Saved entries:

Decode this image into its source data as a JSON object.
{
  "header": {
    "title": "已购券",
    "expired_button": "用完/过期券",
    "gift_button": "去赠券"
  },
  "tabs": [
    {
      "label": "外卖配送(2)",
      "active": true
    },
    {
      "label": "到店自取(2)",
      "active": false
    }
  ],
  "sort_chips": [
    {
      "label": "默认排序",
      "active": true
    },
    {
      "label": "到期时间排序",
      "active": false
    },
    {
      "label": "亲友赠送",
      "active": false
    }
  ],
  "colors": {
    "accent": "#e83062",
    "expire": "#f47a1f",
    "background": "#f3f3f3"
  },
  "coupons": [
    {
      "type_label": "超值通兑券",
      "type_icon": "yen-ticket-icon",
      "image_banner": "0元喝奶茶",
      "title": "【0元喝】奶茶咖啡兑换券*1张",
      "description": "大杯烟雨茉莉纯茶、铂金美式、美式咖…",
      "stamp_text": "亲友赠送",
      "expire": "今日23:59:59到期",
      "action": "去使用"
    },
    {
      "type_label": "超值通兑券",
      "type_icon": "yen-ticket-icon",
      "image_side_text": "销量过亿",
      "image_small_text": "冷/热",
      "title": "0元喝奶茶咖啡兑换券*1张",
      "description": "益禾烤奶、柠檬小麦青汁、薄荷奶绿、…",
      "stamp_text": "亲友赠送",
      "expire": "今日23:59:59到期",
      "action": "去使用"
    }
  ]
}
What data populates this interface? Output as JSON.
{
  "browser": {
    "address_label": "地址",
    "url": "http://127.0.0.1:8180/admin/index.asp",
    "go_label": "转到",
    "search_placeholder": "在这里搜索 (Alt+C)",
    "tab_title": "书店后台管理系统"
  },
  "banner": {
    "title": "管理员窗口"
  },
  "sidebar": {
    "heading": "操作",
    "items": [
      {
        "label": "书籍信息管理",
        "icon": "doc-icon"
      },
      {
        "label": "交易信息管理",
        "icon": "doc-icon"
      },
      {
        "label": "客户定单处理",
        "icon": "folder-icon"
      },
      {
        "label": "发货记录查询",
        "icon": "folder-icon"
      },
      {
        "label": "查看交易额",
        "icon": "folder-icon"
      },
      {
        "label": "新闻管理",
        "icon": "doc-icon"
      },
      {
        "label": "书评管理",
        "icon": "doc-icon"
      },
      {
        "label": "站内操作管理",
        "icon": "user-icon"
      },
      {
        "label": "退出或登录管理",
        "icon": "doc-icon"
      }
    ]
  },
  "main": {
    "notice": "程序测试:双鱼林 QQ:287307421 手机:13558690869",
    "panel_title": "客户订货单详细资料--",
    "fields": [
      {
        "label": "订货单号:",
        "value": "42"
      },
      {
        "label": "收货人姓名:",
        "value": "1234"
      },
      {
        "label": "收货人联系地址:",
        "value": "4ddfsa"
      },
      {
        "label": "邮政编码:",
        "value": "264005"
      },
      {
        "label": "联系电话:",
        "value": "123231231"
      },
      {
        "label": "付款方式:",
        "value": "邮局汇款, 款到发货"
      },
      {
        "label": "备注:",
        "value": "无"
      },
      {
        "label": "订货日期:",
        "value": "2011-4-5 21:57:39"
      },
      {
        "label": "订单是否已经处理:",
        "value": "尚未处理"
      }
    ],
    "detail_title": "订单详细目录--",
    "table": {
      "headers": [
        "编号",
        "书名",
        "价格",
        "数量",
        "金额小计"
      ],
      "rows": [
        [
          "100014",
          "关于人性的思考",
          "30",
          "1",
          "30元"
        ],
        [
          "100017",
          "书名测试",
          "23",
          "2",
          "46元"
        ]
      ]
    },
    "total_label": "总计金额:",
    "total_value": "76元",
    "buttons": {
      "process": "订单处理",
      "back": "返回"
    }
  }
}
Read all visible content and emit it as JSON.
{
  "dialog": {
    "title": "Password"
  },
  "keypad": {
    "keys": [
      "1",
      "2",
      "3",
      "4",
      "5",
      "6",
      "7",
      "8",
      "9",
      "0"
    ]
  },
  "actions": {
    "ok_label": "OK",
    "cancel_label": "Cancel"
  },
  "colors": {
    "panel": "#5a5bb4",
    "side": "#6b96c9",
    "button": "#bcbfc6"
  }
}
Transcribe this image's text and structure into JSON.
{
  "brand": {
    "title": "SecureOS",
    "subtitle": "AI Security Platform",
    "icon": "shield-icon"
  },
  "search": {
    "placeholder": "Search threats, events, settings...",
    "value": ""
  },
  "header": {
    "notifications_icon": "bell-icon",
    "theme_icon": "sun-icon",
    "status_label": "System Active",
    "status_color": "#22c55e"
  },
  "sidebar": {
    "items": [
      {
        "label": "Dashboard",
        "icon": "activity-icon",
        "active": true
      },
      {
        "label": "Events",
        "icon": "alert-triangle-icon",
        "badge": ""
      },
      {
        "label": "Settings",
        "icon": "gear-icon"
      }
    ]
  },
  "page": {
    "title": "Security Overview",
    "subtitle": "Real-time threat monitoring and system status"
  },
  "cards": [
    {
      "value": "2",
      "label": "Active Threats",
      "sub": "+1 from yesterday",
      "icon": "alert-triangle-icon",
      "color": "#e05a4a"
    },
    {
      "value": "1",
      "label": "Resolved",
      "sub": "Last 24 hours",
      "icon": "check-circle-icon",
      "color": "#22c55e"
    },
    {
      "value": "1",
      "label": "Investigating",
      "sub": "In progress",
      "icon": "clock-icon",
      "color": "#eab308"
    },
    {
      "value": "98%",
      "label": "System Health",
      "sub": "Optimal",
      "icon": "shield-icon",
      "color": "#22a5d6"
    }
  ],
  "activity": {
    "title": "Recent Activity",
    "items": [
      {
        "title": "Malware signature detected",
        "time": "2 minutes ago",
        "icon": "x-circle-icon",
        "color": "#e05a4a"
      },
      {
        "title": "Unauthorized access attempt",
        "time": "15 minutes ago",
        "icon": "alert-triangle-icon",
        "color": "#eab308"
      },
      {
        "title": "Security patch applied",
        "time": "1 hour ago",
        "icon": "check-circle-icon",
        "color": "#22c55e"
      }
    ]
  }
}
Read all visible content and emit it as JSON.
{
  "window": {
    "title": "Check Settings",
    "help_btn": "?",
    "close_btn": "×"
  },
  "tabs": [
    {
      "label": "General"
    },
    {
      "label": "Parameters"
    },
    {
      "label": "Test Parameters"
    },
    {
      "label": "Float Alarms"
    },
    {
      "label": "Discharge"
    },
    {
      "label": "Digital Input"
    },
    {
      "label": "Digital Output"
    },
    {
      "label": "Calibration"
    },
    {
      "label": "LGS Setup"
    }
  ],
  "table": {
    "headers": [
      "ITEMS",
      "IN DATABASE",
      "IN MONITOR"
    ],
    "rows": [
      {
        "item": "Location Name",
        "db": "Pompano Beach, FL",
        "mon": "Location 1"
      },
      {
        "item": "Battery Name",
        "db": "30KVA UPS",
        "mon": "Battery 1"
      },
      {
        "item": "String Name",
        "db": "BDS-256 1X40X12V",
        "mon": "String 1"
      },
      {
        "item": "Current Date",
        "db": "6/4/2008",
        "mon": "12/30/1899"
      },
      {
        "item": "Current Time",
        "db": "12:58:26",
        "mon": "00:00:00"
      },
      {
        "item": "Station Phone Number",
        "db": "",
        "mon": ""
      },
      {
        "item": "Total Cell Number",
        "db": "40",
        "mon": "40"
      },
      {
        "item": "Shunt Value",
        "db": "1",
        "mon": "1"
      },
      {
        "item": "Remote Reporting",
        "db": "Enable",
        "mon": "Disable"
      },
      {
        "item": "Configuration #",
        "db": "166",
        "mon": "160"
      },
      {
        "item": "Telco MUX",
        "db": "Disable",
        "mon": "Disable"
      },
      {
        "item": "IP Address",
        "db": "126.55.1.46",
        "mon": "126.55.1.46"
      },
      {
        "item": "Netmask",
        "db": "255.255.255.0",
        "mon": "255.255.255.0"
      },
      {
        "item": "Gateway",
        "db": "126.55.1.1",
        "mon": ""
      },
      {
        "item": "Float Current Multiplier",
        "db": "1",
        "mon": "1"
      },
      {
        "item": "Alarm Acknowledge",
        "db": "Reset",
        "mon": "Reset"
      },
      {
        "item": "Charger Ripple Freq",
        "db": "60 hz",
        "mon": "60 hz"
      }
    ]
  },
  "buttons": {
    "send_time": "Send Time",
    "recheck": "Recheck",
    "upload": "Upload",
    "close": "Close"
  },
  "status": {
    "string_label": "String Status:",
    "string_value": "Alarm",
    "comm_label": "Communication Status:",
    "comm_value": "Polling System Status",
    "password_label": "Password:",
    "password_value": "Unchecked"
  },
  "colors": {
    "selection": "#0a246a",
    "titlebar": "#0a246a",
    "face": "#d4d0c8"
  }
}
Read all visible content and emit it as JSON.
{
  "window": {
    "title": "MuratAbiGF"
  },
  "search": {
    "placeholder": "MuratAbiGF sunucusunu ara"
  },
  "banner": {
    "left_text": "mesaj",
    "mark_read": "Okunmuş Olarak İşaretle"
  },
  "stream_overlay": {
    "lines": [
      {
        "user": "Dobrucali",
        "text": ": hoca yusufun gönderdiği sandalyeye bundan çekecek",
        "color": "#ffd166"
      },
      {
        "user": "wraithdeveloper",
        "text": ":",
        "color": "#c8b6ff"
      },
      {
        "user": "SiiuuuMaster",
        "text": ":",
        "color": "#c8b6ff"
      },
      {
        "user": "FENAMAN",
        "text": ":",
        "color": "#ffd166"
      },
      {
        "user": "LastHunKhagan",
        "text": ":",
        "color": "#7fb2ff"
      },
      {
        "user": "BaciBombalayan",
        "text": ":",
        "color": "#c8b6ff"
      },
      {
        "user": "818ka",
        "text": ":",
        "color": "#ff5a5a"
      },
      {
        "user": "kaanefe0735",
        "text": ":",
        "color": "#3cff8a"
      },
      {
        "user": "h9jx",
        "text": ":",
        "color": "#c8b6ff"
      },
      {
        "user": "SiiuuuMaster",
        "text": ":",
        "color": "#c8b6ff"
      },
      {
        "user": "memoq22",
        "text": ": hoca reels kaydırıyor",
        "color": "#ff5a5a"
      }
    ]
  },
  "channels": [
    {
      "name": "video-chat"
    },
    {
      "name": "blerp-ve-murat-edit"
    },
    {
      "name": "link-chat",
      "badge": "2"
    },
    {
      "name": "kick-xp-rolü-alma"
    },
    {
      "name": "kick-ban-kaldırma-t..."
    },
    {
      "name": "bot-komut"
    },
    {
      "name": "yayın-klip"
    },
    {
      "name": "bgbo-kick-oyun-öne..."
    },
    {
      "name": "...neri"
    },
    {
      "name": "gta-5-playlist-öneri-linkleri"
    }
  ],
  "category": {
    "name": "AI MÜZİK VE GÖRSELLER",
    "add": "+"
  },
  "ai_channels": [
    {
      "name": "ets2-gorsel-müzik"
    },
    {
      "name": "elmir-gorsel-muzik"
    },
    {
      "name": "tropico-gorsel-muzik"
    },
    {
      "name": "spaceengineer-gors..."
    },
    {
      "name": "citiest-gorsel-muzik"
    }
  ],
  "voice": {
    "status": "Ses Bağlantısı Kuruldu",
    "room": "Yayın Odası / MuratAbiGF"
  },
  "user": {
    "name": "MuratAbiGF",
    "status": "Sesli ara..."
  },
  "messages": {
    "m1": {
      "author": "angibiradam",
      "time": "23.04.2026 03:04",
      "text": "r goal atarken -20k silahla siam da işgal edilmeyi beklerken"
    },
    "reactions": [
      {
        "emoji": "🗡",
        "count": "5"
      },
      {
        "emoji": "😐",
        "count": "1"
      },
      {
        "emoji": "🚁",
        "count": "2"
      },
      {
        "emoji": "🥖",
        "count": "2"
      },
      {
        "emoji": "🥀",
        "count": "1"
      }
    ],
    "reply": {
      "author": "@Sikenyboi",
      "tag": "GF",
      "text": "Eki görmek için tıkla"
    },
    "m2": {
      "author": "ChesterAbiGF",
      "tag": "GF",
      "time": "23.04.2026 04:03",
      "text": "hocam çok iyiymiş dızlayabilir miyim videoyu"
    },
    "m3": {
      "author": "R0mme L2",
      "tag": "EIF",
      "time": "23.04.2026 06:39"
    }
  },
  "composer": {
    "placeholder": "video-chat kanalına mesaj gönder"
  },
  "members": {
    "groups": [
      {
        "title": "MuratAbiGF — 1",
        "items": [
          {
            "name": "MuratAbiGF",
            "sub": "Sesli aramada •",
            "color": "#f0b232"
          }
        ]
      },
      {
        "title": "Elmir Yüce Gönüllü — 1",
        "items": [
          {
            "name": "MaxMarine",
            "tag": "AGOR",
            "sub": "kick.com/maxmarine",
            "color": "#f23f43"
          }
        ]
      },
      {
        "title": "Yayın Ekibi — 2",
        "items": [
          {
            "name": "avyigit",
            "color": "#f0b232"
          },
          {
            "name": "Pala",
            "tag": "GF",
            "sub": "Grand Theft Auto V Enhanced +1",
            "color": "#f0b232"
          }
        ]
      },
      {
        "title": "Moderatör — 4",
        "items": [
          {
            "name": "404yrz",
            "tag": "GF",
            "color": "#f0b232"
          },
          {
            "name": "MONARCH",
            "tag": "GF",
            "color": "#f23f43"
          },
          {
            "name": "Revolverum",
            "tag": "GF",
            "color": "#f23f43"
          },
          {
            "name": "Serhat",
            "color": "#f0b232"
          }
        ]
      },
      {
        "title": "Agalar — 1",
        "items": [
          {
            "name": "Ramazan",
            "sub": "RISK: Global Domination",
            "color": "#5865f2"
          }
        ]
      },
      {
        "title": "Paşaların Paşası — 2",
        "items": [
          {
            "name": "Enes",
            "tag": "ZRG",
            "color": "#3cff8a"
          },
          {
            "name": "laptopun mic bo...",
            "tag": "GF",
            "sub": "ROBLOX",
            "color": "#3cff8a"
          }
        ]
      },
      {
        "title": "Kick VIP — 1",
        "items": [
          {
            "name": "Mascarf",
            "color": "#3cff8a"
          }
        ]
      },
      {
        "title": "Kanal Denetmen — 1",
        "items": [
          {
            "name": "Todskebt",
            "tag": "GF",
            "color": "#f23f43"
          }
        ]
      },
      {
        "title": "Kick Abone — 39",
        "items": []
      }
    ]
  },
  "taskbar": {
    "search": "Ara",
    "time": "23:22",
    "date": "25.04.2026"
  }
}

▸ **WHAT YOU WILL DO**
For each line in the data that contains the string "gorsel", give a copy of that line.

▸ **ANSWER TO THE PROBLEM**
      "name": "ets2-gorsel-müzik"
      "name": "elmir-gorsel-muzik"
      "name": "tropico-gorsel-muzik"
      "name": "citiest-gorsel-muzik"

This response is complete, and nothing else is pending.